EXERCISE AIM. The expected output is the complete listing, copied exactly.

DATA PROVIDED.

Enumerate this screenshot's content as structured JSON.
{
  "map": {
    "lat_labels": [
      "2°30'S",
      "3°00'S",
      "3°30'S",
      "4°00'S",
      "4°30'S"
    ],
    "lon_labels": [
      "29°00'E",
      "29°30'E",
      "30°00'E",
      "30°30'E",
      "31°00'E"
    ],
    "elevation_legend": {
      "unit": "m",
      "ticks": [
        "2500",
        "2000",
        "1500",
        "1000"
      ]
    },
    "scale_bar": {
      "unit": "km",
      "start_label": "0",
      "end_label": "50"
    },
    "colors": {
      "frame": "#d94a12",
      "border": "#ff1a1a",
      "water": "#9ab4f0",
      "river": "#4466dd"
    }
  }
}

SOLUTION TO THIS TASK.
Enumerate this screenshot's content as structured JSON.
{
  "map": {
    "lat_labels": [
      "2°30'S",
      "3°00'S",
      "3°30'S",
      "4°00'S",
      "4°30'S"
    ],
    "lon_labels": [
      "29°00'E",
      "29°30'E",
      "30°00'E",
      "30°30'E",
      "31°00'E"
    ],
    "elevation_legend": {
      "unit": "m",
      "ticks": [
        "2500",
        "2000",
        "1500",
        "1000"
      ]
    },
    "scale_bar": {
      "unit": "km",
      "start_label": "0",
      "end_label": "50"
    },
    "colors": {
      "frame": "#d94a12",
      "border": "#ff1a1a",
      "water": "#9ab4f0",
      "river": "#4466dd"
    }
  }
}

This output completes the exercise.